With this in mind, here we show you how to view websites on your Mac that require InternetExplorer including on macOS Big Sur, Catalina and Mojave. Running Windows on your Mac is the surest way to access sites that will only work with InternetExplorer.
Although the second method covered here (emulation) will work for most sites, there are some websites that simply can’t be fooled into thinking you’re using InternetExplorer on a Mac. The easiest way to do this is using Parallels which allows you to run macOS and Windows at the same time so you can switch between them easily.
This is because Microsoft no longer requires users to activate Windows 10 with a product key in order to actually use it. The easiest, quickest and simplest way to run InternetExplorer on Mac works by “fooling” sites into thinking you are using IE even though you are using another browser.
This works with Safari, Chrome, Firefox and a lesser known browser called cab. It works by activating the Developer Mode in the browser then switching the Sergeant to InternetExplorer, making the site think you’re accessing it using IE.
ICab does a similar thing except the ability to switch browser identities is a standard feature. Important Update: If you’re using macOS Catalina or higher you can only simulate Microsoft Edge in Safari.
Close the Preferences and you’ll see a new “Develop” option in the Safari Menu Bar at the top of the screen. Note that if you’re using macOS Catalina or higher, Internet Explorer no longer appears in the User Agent list.
You can run also emulate InternetExplorer in Firefox although it’s slightly more complicated and messy than doing it via Safari or Chrome. As you can see, you can even make Firefox appear like it’s also a mobile device or even coming from an entirely different operating system such as Windows or Linux.
When cab is open, simply go to View then Browser Identity and select one of the Internet Explorer options. The last version of InternetExplorer that worked on Mac was for OS X 10.6.8 Snow Leopard which is now obsolete so don’t be fooled by any site that claims you can download it still.
If you have any questions or problems accessing sites that will only work in InternetExplorer on your Mac, let us know in the comments below. If you ever wanted to make your web traffic seem like it was coming from a different browser–say, to trick a site that claims it’s incompatible with yours–you can.
If you don’t see the console at the bottom, click the menu button in the top right corner of the Developer Tools pane–that’s the button just to the left of the “x”–and select “Show Console”. On the Network conditions tab, uncheck “Select automatically” next to User agent.
It only works while you have the Developer Tools pane open, and it only applies to the current tab. To create the preference, right-click on the about:config page, point to New, and select String.
This setting applies to every open tab and persists until you change it, even if you close and reopen Firefox. To revert Firefox to the default user agent, right-click the “general.user agent.override” preference and select Reset.

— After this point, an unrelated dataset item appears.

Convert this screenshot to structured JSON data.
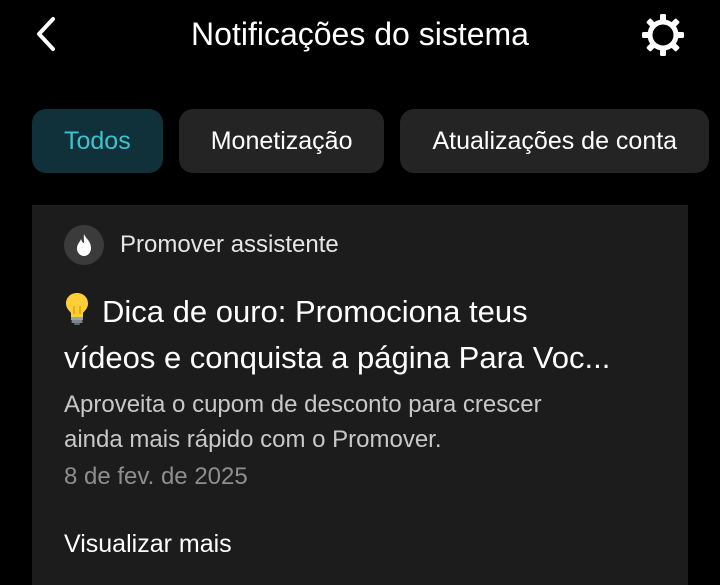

Microsoft Edge and InternetExplorer have user agent switchers in their developer tools, and they’re nearly identical. To open them, click the settings menu and select “F12 Developer Tools” or just press F12 on your keyboard.
The developer tools will open in a separate pane at the bottom of the window. Click the “Emulation” tab and choose an user agent from the Useragentstring box.
It only applies to the current tab, and only while the F12 Developer Tools pane is open. Chris has written for The New York Times, been interviewed as a technology expert on TV stations like Miami's NBC 6, and had his work covered by news outlets like the BBC.
Since 2011, Chris has written over 2,000 articles that have been read more than 500 million times---and that's just here at How-To Geek.